On Saturday Nov. 7, locals gathered on the Lakeshore Greenway for the annual Green Skies Tree Planting. Many Samford students, faculty members and staff, including Professor Betsy Dobbins and Environmental and Campus Enhancement Coordinator Amber Kustos, volunteered.
“We’ve always had super great support from Samford students,” Dobbins said.
Students volunteered to plant trees along a portion of the Lakeshore Greenway near the Homewood Soccer Club.
“We couldn’t do this event without Samford students,” Kustos said. “This is a great turnout for COVID times.”
Student Mikayla Alley volunteered to receive extra credit for a class, but said she also learned a lot from this event.
“It’s definitely brought points to our attention,” Alley said.
For the last six years, the City of Birmingham tasked Forestry Wildlife Integration LLC, a company forester and certified Wildlife Biologist Mark Thomas is a part of, to dig up and remove the invasive plants in the forests and have them replaced with native plants in an initiative called ecosystem restoration.
“I enjoy doing this work because when you come back, you can see the efforts of your labor,” Thomas said.
Henry Hughes started this program in 2009 when he was the Director of Education at the Birmingham Botanical Gardens.
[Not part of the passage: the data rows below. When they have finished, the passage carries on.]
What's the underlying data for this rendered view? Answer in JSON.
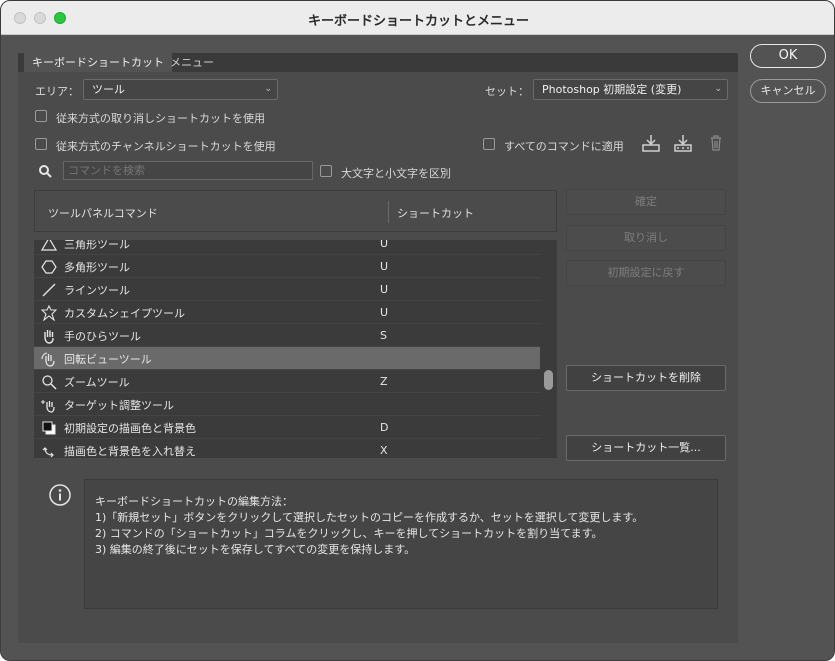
{
  "window": {
    "title": "キーボードショートカットとメニュー"
  },
  "tabs": [
    {
      "label": "キーボードショートカット"
    },
    {
      "label": "メニュー"
    }
  ],
  "area": {
    "label": "エリア：",
    "value": "ツール"
  },
  "set": {
    "label": "セット：",
    "value": "Photoshop 初期設定 (変更)"
  },
  "options": {
    "legacy_undo": "従来方式の取り消しショートカットを使用",
    "legacy_channel": "従来方式のチャンネルショートカットを使用",
    "apply_all": "すべてのコマンドに適用",
    "case_sensitive": "大文字と小文字を区別"
  },
  "search": {
    "placeholder": "コマンドを検索"
  },
  "table": {
    "col_command": "ツールパネルコマンド",
    "col_shortcut": "ショートカット",
    "rows": [
      {
        "name": "三角形ツール",
        "key": "U",
        "icon": "triangle-icon"
      },
      {
        "name": "多角形ツール",
        "key": "U",
        "icon": "polygon-icon"
      },
      {
        "name": "ラインツール",
        "key": "U",
        "icon": "line-icon"
      },
      {
        "name": "カスタムシェイプツール",
        "key": "U",
        "icon": "custom-shape-icon"
      },
      {
        "name": "手のひらツール",
        "key": "S",
        "icon": "hand-icon"
      },
      {
        "name": "回転ビューツール",
        "key": "",
        "icon": "rotate-view-icon"
      },
      {
        "name": "ズームツール",
        "key": "Z",
        "icon": "zoom-icon"
      },
      {
        "name": "ターゲット調整ツール",
        "key": "",
        "icon": "targeted-adjust-icon"
      },
      {
        "name": "初期設定の描画色と背景色",
        "key": "D",
        "icon": "default-colors-icon"
      },
      {
        "name": "描画色と背景色を入れ替え",
        "key": "X",
        "icon": "swap-colors-icon"
      }
    ],
    "selected_index": 5
  },
  "side_buttons": {
    "accept": "確定",
    "undo": "取り消し",
    "reset": "初期設定に戻す",
    "delete": "ショートカットを削除",
    "summarize": "ショートカット一覧..."
  },
  "info": {
    "heading": "キーボードショートカットの編集方法：",
    "step1": "1)「新規セット」ボタンをクリックして選択したセットのコピーを作成するか、セットを選択して変更します。",
    "step2": "2) コマンドの「ショートカット」コラムをクリックし、キーを押してショートカットを割り当てます。",
    "step3": "3) 編集の終了後にセットを保存してすべての変更を保持します。"
  },
  "dialog_buttons": {
    "ok": "OK",
    "cancel": "キャンセル"
  }
}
Originally it was called Centennial Trees, and the idea of the program was to collect native seeds and grow them back to where the parent tree was. In the last 10 years, Hughes has planted about 5,000 seeds in the metro area.
“We selected all of these from what we believe are original trees descended from Birmingham’s forests. So they belong here as if the seeds fell off the tree and just grew,” Hughes said.
Three of the major invasive plants that Thomas removed were Mimosa, Kudzu and Chinese Privet. According to Thomas, all of them were brought to Birmingham with the purpose of improving the landscape, but in the end have displaced all the native plants in the forests.
“All the landscape plants that are around your homes, that’s what ends up in these riparian zones. And then they populate extremely rapidly, they displace all the native plants and then you end up with an ecosystem of invasive, non-native vegetation,” Thomas said.
Hughes said all the trees that were planted Saturday are river species and are appropriate for where they planted them. Some of the types of trees are Water Hickory, Shagbark Hickory, Tupelo Tree and Willow Oak.
“We have to be really careful about what species we’re planting, we have to be careful about where each plant goes and what we’re trying to do is increase the diversity of the forest,” Hughes said.
The results of these annual plantings is a revival of many native plants in Birmingham forests and on the Lakeshore Greenway.
“One thing that happens immediately after the treatment is that you get a resurgence of native plants. One of them that’s coming back is called Giant Ragweed. We really don’t want it, but you get everything. You get all the native stuff back,” Thomas said. “Then the butterflies come back, and all of the pollinators and insects come back because all the wildflowers come back.”
Dobbins said she hopes these efforts will continue for another ten years.
“Hopefully we will continue this partnership for a while,” Dobbins said. “I would bet that we’ve got at least a good ten-year run, and then we might reevaluate and see if there’s a better focal point.”